Search the lines of the records for the word "sigma", and copy every line that has it.

EXTRACTED DATA: Begin

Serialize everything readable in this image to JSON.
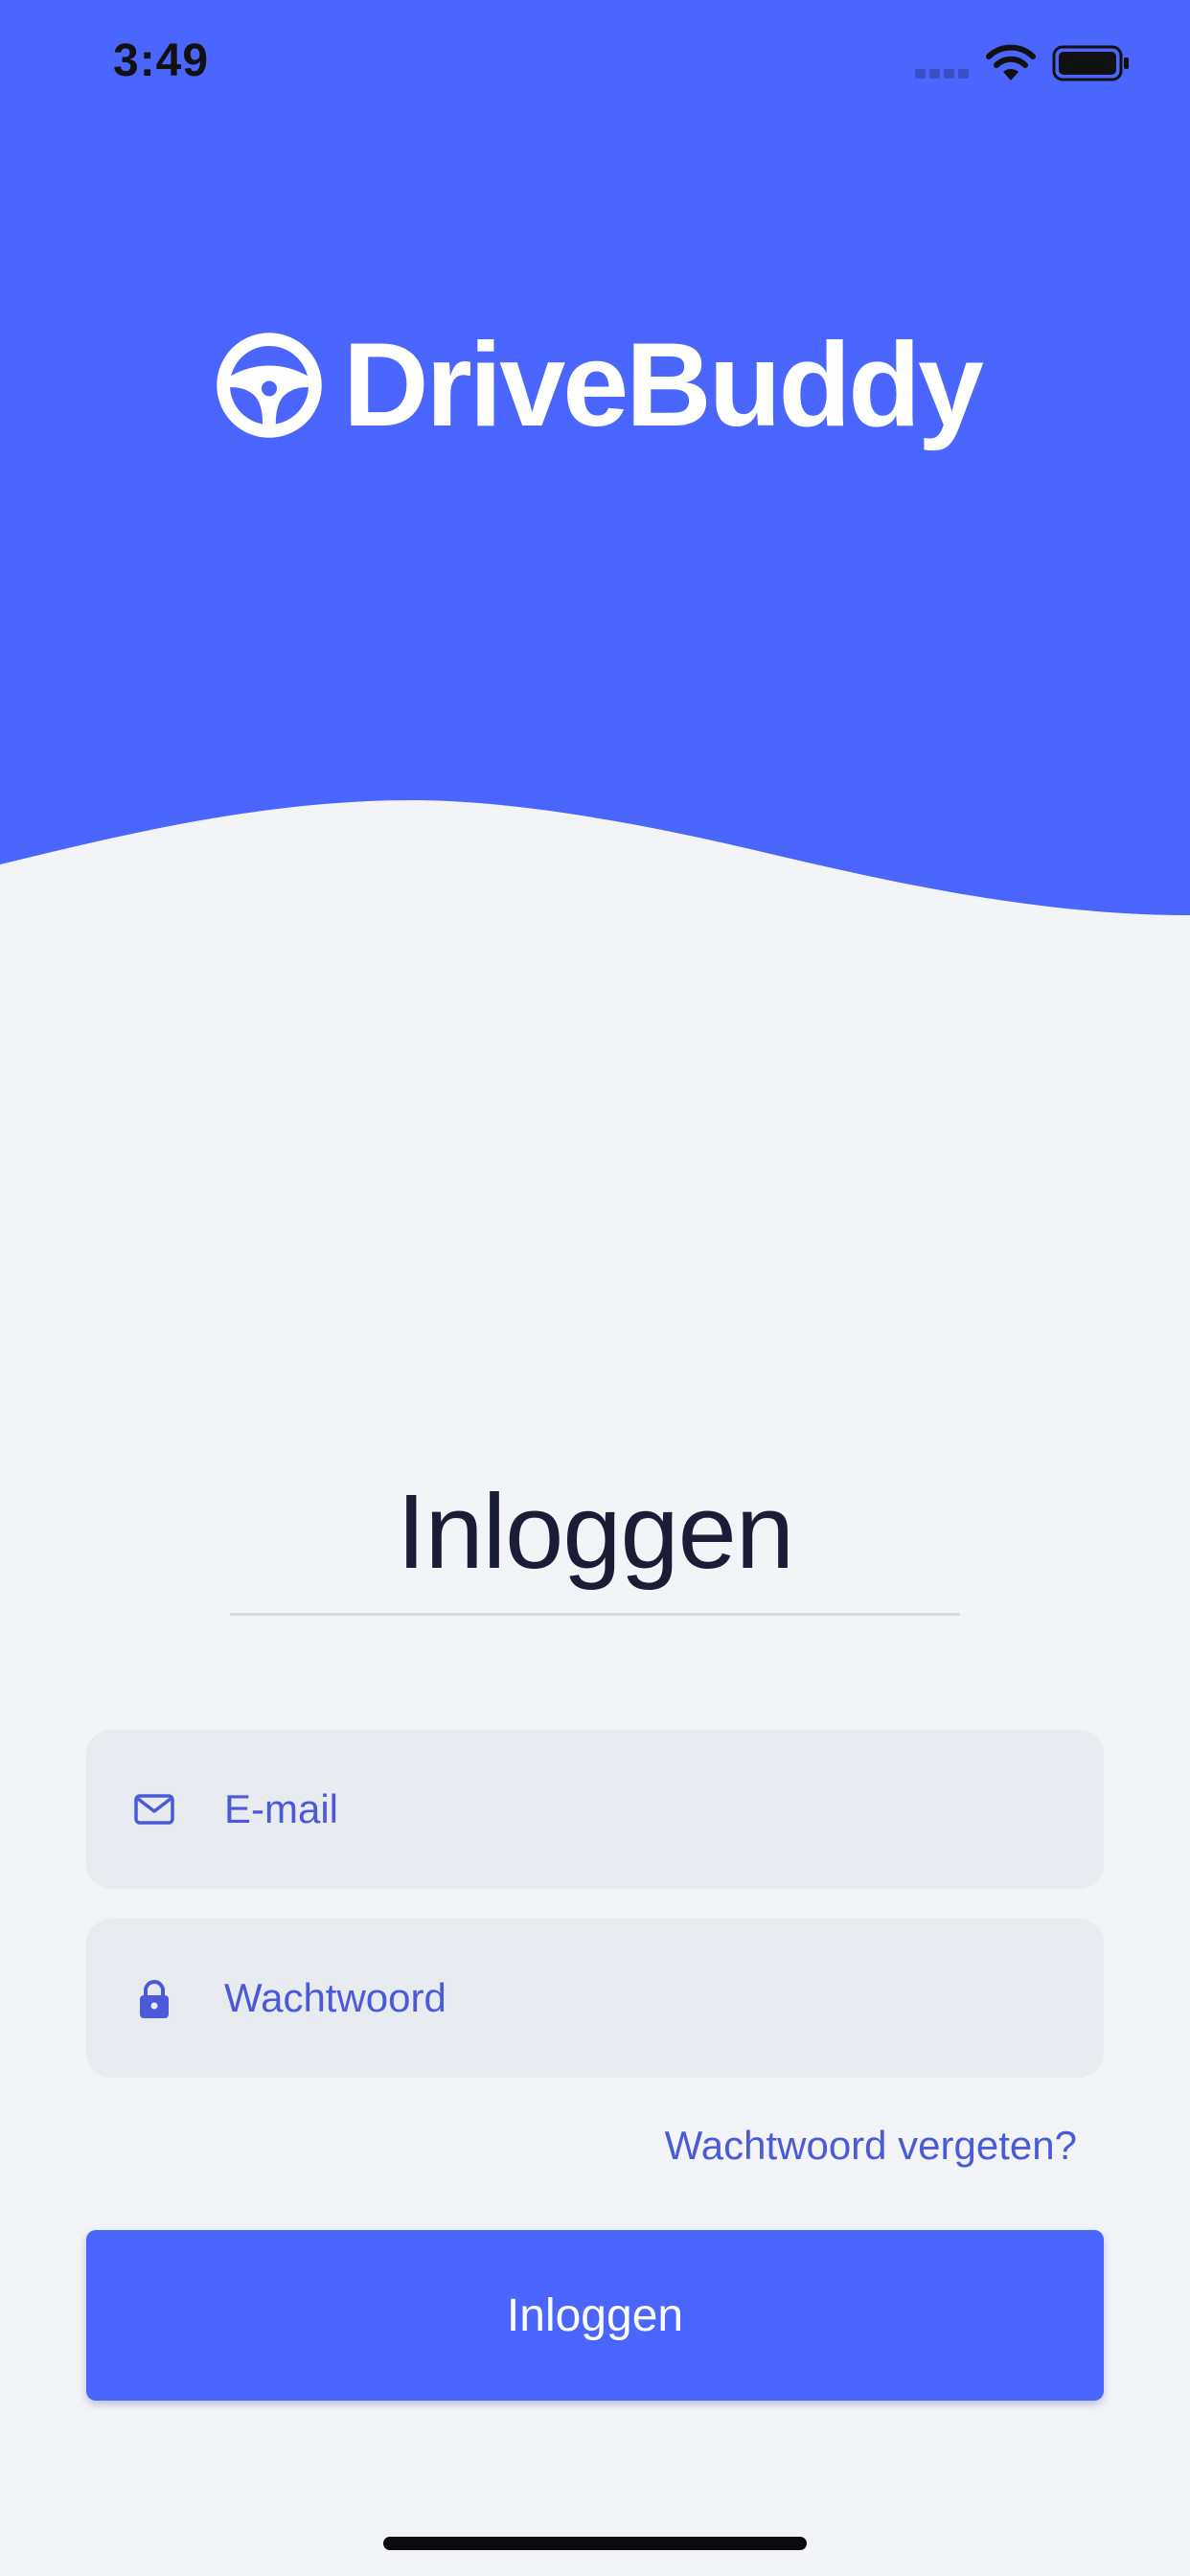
{
  "status_bar": {
    "time": "3:49",
    "icons": [
      "cellular-signal-icon",
      "wifi-icon",
      "battery-icon"
    ]
  },
  "brand": {
    "name": "DriveBuddy",
    "logo_icon": "steering-wheel-icon"
  },
  "login": {
    "title": "Inloggen",
    "email_placeholder": "E-mail",
    "email_value": "",
    "email_icon": "mail-icon",
    "password_placeholder": "Wachtwoord",
    "password_value": "",
    "password_icon": "lock-icon",
    "forgot_password": "Wachtwoord vergeten?",
    "submit_label": "Inloggen"
  },
  "colors": {
    "primary": "#4a66ff",
    "background": "#f2f4f7",
    "field_background": "#e8ebef",
    "title_text": "#1b1d36",
    "accent_text": "#4a5ad8"
  }
}
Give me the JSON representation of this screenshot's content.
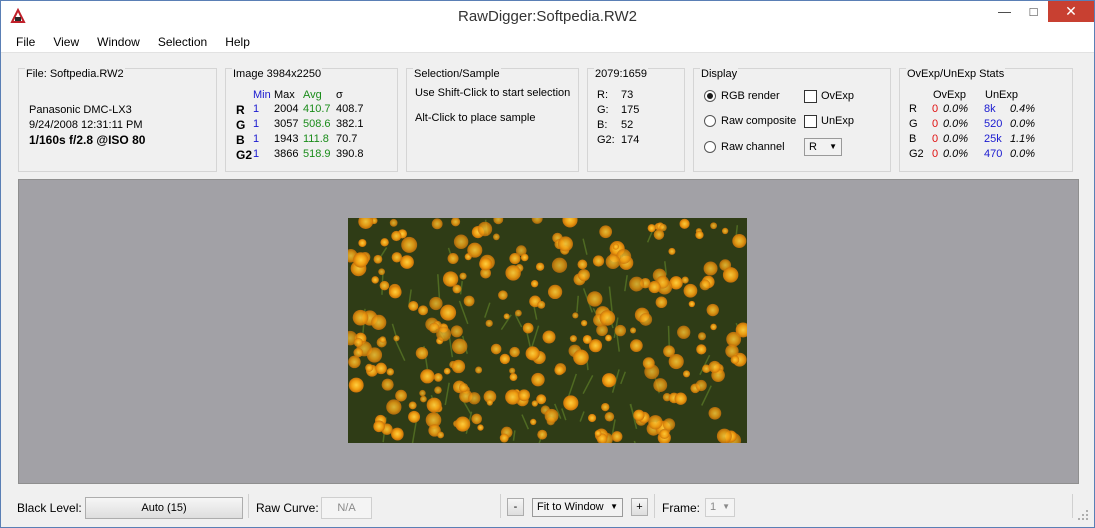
{
  "window": {
    "title": "RawDigger:Softpedia.RW2"
  },
  "menu": [
    "File",
    "View",
    "Window",
    "Selection",
    "Help"
  ],
  "file_panel": {
    "title": "File: Softpedia.RW2",
    "camera": "Panasonic DMC-LX3",
    "datetime": "9/24/2008 12:31:11 PM",
    "exposure": "1/160s f/2.8 @ISO 80"
  },
  "image_panel": {
    "title": "Image 3984x2250",
    "headers": {
      "min": "Min",
      "max": "Max",
      "avg": "Avg",
      "sigma": "σ"
    },
    "rows": [
      {
        "ch": "R",
        "min": "1",
        "max": "2004",
        "avg": "410.7",
        "sigma": "408.7"
      },
      {
        "ch": "G",
        "min": "1",
        "max": "3057",
        "avg": "508.6",
        "sigma": "382.1"
      },
      {
        "ch": "B",
        "min": "1",
        "max": "1943",
        "avg": "111.8",
        "sigma": "70.7"
      },
      {
        "ch": "G2",
        "min": "1",
        "max": "3866",
        "avg": "518.9",
        "sigma": "390.8"
      }
    ]
  },
  "selection_panel": {
    "title": "Selection/Sample",
    "line1": "Use Shift-Click to start selection",
    "line2": "Alt-Click to place sample"
  },
  "coord_panel": {
    "title": "2079:1659",
    "rows": [
      {
        "label": "R:",
        "value": "73"
      },
      {
        "label": "G:",
        "value": "175"
      },
      {
        "label": "B:",
        "value": "52"
      },
      {
        "label": "G2:",
        "value": "174"
      }
    ]
  },
  "display_panel": {
    "title": "Display",
    "radios": [
      "RGB render",
      "Raw composite",
      "Raw channel"
    ],
    "selected": "RGB render",
    "checks": [
      "OvExp",
      "UnExp"
    ],
    "channel_select": "R"
  },
  "stats_panel": {
    "title": "OvExp/UnExp Stats",
    "headers": {
      "ov": "OvExp",
      "un": "UnExp"
    },
    "rows": [
      {
        "ch": "R",
        "ov": "0",
        "ovp": "0.0%",
        "un": "8k",
        "unp": "0.4%"
      },
      {
        "ch": "G",
        "ov": "0",
        "ovp": "0.0%",
        "un": "520",
        "unp": "0.0%"
      },
      {
        "ch": "B",
        "ov": "0",
        "ovp": "0.0%",
        "un": "25k",
        "unp": "1.1%"
      },
      {
        "ch": "G2",
        "ov": "0",
        "ovp": "0.0%",
        "un": "470",
        "unp": "0.0%"
      }
    ]
  },
  "statusbar": {
    "black_level_label": "Black Level:",
    "black_level_value": "Auto (15)",
    "raw_curve_label": "Raw Curve:",
    "raw_curve_value": "N/A",
    "zoom_minus": "-",
    "zoom_select": "Fit to Window",
    "zoom_plus": "+",
    "frame_label": "Frame:",
    "frame_value": "1"
  },
  "colors": {
    "viewport_bg": "#a2a1a6",
    "close_button": "#c84031",
    "min_blue": "#1a1ad0",
    "avg_green": "#1a8c1a",
    "ov_red": "#e01010"
  }
}
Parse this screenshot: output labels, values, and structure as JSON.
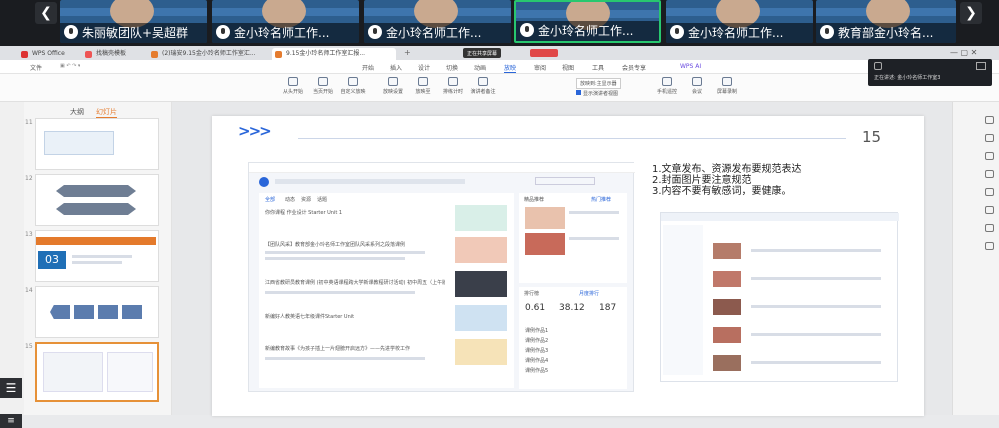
{
  "meeting": {
    "tiles": [
      {
        "name": "朱丽敏团队+吴超群"
      },
      {
        "name": "金小玲名师工作..."
      },
      {
        "name": "金小玲名师工作..."
      },
      {
        "name": "金小玲名师工作..."
      },
      {
        "name": "金小玲名师工作..."
      },
      {
        "name": "金小玲名师工作..."
      },
      {
        "name": "教育部金小玲名..."
      }
    ],
    "prev": "❮",
    "next": "❯"
  },
  "wps": {
    "tabs": [
      {
        "label": "WPS Office"
      },
      {
        "label": "找稿壳模板"
      },
      {
        "label": "(2)瑞安9.15金小玲名师工作室汇..."
      },
      {
        "label": "9.15金小玲名师工作室汇报..."
      }
    ],
    "recording": "正在共享屏幕",
    "menu": [
      "文件",
      "开始",
      "插入",
      "设计",
      "切换",
      "动画",
      "放映",
      "审阅",
      "视图",
      "工具",
      "会员专享",
      "WPS AI"
    ],
    "menu_active": "放映",
    "ribbon": [
      "从头开始",
      "当页开始",
      "自定义放映",
      "放映设置",
      "放映至",
      "排练计时",
      "演讲者备注",
      "手机遥控",
      "会议",
      "屏幕录制"
    ],
    "ribbon_mode": "放映到:主显示器",
    "ribbon_check": "显示演讲者视图",
    "right_panel": "正在讲述: 金小玲名师工作室3",
    "thumbs_header": [
      "大纲",
      "幻灯片"
    ],
    "thumbs": [
      {
        "n": "11"
      },
      {
        "n": "12"
      },
      {
        "n": "13",
        "label": "03"
      },
      {
        "n": "14"
      },
      {
        "n": "15"
      }
    ],
    "slide": {
      "number": "15",
      "arrows": ">>>",
      "notes": [
        "1.文章发布、资源发布要规范表达",
        "2.封面图片要注意规范",
        "3.内容不要有敏感词，要健康。"
      ],
      "web": {
        "tabs": [
          "全部",
          "动态",
          "资源",
          "话题"
        ],
        "articles": [
          "你你课程 作业设计 Starter Unit 1",
          "【团队风采】教育部金小玲名师工作室团队风采系列之段落课例",
          "江西省教研员教育课例 (初中英语课程跨大学新课教程研讨活动) 初中周五（上午版）",
          "新编好人教英语七年级课件Starter Unit",
          "新编教育故事《为孩子插上一片翅膀开启远方》——先进学校工作"
        ],
        "hot_title": "精品推荐",
        "hot_tag": "热门推荐",
        "stats_title": "排行榜",
        "stats_tag": "月度排行",
        "stats": [
          "0.61",
          "38.12",
          "187"
        ],
        "rank": [
          "课例作品1",
          "课例作品2",
          "课例作品3",
          "课例作品4",
          "课例作品5"
        ]
      }
    }
  }
}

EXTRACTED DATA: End

- _SOLUTION TO THIS TASK_:
      "sigma": "σ"
        "sigma": "408.7"
        "sigma": "382.1"
        "sigma": "70.7"
        "sigma": "390.8"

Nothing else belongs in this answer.